Didn’t Have Probable Cause?


Dershowitz has, in particular, lamented to Fox News that Rosenstein should not have appointed the Special Counsel because the Deputy Attorney General did not have sufficient “probable cause” to believe that a crime had been committed by the Trump campaign.


In a 1949 decision, Brinegar v. United States, the U.S. Supreme Court said that probable cause exists where the facts and circumstances within a law enforcement official’s knowledge, and of which the official has reasonably trustworthy information, and is sufficient to “warrant a belief by a man of reasonable caution that a crime [has been] committed.”

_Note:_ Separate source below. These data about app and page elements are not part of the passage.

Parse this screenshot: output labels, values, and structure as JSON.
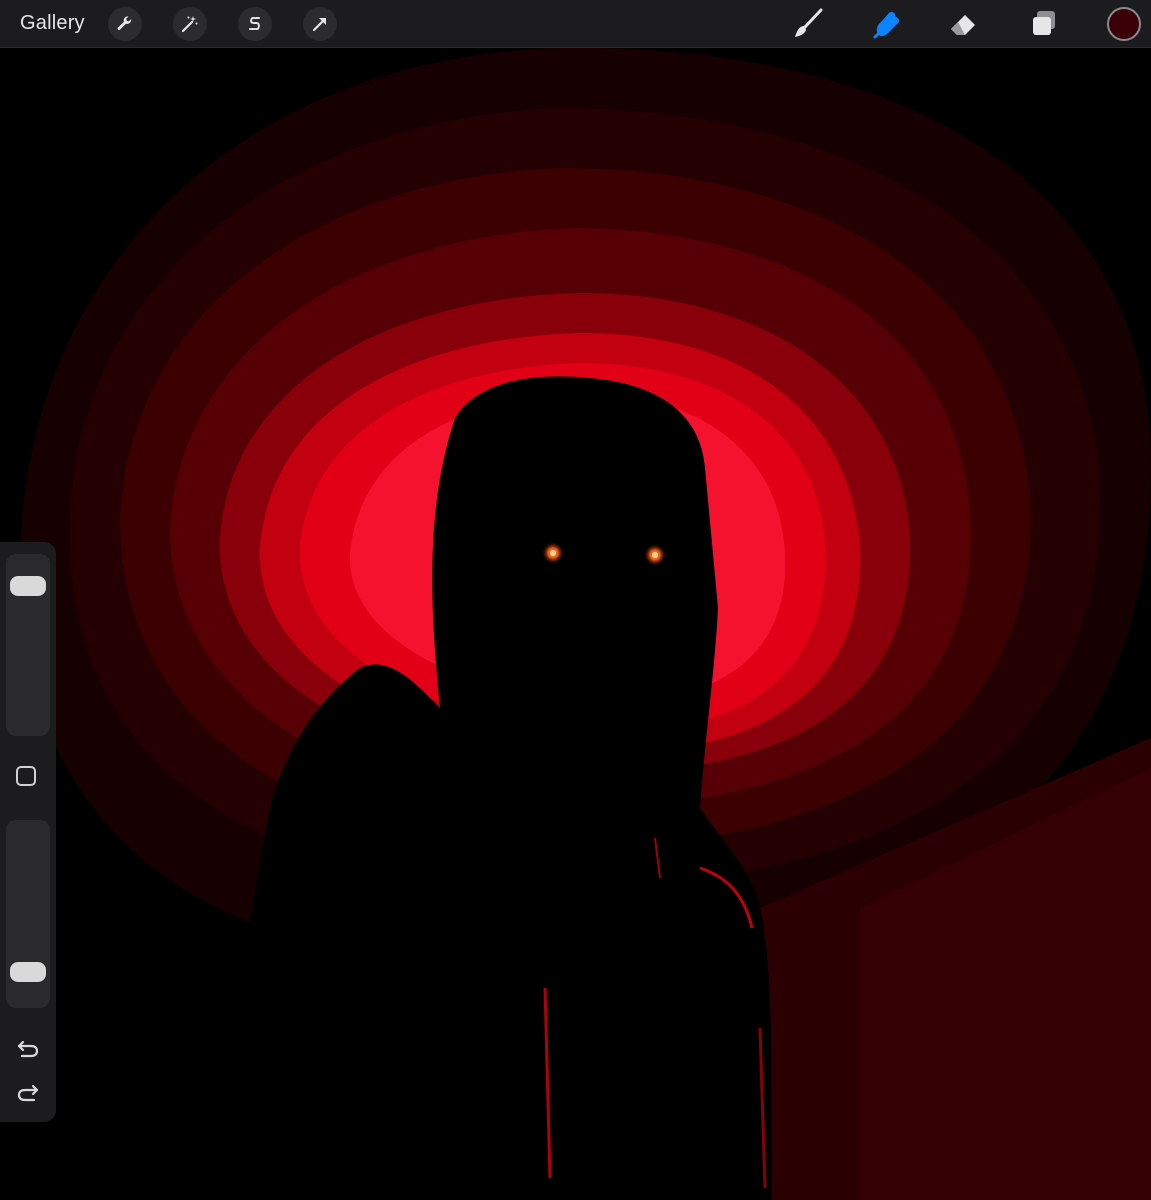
{
  "topbar": {
    "gallery_label": "Gallery",
    "left_tools": [
      "wrench-icon",
      "magic-wand-icon",
      "selection-s-icon",
      "transform-arrow-icon"
    ],
    "right_tools": [
      "brush-icon",
      "smudge-icon",
      "eraser-icon",
      "layers-icon"
    ],
    "active_tool": "smudge-icon",
    "active_color": "#3a0008",
    "accent_color": "#0a84ff"
  },
  "sidebar": {
    "brush_size_icon": "slider-thumb",
    "modify_icon": "square-icon",
    "opacity_icon": "slider-thumb",
    "undo_icon": "undo-icon",
    "redo_icon": "redo-icon"
  },
  "canvas": {
    "background": "#000000",
    "glow_colors": [
      "#1a0002",
      "#2a0003",
      "#400004",
      "#5a0006",
      "#8a000b",
      "#c0000f",
      "#e30016",
      "#f5132f"
    ],
    "eye_color": "#e05a10"
  }
}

By the time Rosenstein issued his Special Counsel mandate, the Justice Department had information, as reported by Reuters the day after the mandate was issued, that “Michael Flynn and other advisers to Donald Trump’s campaign were in contact with Russian officials and other with Kremlin ties in at least 18 calls and emails during the last seven months of the 2016 presidential race …’


Reuters reported that in January 2017 President Trump, through White House spokespersons, publicly denied there had been any contacts between his campaign and Russian officials during the 2016 campaign.


This official denial was a lie.


Candidate Trump was given a “classified briefing” in August 2016 by the FBI that the Russian government was likely to infiltrate his campaign.


There was more than sufficient probable cause to believe Candidate Trump was aware that the month before (July 2016) Donald Trump, Jr., Paul Manafort, and Jared Kushner had met in Trump Tower with Russian government officials to discuss political dirt the Russians had on Hillary Clinton.


Thus, in January 2017, President Trump and his surrogates knew about contacts and meetings General Flynn and Jeff Sessions had with Russian officials.


More than Enough Evidence for Probable Cause


So it is irrefutable that by May 2017 when the Rosenstein mandate was issued, there was ample probable cause that President Trump’s 2016 campaign had both “links” and “coordination” with the Russian government sufficient for the Deputy Attorney General to believe there had been a violation of 52 U.S.C. § 30121.


And it should be noted that two months before the Special Counsel was appointed, Attorney General Sessions had recused himself from the Russian probe. Sessions had either lied to or misled U.S. Senators during his January 10, 2017 confirmation hearing about not having any contact with Russians during the 2016 presidential campaign


Further, Michael Flynn had been fired by President Trump after it was disclosed he had lied about his contacts with Russian government officials during the transition period.


Those two events alone were sufficient to establish probable cause to believe there had been criminal links and/or coordination between the Russian government and the Trump 2016 campaign.


National Security Threat Mandated Investigation


The Brennan Center for Justice had said the U.S. Justice Department needs only an “articulable factual basis” of a possible national security threat or criminal activity to initiate a full-fledged criminal investigation, such as the one currently being conducted by the Special Counsel.


All the publicly disclosed facts considered, Rosenstein clearly had an “articulable factual basis” to appoint a Special Counsel to investigate possible criminal coordination between the Trump campaign and the Russian government designed to get Trump elected President of the United States.


While Rob Rosenstein may not have had “probable cause” within Alan M. Dershowitz’s definition a Special Counsel, the Deputy Attorney General had more than ample probable cause under the Supreme Court’s definition to appoint Robert Mueller.


Dershowitz has a right to his pro-Trump opinions, but he does not have the right to misinterpret the rule of law to the American public.